Stored items
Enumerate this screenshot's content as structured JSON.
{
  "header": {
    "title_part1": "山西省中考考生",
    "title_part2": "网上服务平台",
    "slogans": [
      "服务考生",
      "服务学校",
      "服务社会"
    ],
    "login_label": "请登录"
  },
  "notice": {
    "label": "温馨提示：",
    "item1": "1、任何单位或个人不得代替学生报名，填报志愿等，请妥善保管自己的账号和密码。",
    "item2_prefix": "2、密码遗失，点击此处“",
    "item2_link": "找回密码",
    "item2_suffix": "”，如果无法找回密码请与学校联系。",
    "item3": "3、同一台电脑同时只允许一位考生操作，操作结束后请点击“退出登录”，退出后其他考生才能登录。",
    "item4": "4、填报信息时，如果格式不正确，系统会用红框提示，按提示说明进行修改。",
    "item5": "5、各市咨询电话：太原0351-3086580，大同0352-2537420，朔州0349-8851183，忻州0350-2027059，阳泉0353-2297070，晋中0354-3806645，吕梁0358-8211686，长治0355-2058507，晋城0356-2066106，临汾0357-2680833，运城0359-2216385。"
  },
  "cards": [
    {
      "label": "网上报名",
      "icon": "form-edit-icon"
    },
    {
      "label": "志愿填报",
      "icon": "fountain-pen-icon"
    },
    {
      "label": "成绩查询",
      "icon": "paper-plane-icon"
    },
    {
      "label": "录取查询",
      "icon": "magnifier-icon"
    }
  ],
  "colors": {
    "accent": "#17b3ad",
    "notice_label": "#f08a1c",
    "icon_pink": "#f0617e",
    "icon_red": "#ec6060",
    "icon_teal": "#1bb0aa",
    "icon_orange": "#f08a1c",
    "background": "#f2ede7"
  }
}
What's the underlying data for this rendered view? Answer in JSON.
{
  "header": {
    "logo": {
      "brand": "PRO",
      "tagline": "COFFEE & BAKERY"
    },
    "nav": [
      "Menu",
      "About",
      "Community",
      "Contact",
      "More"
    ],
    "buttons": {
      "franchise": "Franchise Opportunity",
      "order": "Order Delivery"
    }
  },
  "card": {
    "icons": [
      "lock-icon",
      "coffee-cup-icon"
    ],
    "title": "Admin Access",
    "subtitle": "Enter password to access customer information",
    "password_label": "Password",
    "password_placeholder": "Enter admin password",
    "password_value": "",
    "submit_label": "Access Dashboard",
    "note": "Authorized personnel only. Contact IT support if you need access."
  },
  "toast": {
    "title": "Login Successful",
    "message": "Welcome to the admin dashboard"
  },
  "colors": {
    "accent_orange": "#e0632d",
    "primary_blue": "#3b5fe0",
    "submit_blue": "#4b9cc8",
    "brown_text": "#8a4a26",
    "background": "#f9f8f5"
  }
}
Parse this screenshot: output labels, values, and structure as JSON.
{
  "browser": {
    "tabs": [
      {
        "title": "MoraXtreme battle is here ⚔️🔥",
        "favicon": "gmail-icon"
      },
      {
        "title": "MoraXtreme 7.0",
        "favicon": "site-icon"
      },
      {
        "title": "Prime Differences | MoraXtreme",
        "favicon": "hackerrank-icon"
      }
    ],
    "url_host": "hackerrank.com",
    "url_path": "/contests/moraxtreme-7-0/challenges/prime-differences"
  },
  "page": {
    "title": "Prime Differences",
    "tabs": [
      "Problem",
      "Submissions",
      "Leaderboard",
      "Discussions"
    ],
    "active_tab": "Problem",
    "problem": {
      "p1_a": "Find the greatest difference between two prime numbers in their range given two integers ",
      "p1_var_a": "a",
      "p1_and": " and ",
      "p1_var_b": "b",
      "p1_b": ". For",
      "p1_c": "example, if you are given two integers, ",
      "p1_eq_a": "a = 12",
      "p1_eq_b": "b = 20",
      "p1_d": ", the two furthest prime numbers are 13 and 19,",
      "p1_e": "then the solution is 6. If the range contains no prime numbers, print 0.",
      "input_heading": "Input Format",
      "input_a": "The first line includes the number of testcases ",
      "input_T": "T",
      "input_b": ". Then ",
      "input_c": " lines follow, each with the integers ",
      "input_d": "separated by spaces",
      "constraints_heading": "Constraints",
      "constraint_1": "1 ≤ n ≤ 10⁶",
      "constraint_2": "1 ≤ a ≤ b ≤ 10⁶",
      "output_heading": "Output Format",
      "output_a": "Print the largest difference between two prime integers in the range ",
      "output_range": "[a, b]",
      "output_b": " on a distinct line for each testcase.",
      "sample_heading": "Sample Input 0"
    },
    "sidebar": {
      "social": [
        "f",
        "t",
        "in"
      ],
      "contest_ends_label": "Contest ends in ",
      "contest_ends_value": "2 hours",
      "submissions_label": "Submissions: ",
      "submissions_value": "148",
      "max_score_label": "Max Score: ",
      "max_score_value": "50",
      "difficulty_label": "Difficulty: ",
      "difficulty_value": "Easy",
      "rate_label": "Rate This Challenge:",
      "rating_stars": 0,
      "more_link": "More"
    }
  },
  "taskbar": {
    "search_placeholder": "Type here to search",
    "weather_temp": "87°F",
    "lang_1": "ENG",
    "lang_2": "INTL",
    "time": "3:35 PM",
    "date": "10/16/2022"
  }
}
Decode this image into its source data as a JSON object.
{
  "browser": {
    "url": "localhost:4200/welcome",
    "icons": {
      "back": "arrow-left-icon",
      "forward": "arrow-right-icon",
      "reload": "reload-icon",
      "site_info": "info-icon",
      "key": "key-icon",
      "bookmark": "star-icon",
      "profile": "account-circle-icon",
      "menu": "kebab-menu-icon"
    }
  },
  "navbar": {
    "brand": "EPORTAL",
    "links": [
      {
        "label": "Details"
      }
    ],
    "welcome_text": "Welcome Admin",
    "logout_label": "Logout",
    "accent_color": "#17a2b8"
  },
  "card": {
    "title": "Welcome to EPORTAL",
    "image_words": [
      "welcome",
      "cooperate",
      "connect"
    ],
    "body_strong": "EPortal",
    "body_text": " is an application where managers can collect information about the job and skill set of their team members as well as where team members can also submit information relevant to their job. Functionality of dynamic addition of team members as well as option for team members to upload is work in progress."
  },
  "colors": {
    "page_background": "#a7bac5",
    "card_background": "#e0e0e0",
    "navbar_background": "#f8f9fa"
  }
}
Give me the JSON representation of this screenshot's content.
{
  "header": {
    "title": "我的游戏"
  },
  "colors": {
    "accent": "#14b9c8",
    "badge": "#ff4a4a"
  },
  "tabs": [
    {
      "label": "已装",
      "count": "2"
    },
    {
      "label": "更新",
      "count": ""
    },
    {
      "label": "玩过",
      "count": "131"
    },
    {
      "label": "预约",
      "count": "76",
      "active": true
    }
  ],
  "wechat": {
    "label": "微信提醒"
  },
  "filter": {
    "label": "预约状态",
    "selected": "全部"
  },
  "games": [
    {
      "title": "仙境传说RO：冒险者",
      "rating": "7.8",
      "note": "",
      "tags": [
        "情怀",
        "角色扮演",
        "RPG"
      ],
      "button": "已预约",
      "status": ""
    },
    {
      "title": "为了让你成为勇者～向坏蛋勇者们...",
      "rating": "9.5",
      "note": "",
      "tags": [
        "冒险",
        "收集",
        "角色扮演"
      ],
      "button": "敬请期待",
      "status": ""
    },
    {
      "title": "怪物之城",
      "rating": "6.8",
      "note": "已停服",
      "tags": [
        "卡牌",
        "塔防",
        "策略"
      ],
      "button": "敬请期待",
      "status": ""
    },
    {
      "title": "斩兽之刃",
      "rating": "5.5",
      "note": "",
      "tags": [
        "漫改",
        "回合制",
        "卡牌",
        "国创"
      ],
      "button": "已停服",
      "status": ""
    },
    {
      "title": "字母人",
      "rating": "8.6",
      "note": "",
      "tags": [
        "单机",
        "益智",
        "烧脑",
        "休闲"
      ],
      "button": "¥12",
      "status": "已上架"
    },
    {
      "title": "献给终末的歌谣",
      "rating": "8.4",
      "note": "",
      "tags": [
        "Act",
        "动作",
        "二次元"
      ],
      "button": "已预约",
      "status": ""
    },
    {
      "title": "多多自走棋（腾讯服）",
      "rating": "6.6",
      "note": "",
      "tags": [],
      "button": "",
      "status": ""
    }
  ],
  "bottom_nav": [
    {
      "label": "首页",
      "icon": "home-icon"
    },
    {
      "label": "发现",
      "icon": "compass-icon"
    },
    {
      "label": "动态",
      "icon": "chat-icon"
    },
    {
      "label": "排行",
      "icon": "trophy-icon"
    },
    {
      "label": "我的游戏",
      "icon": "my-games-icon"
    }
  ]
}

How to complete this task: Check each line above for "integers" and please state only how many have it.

Solution below: 4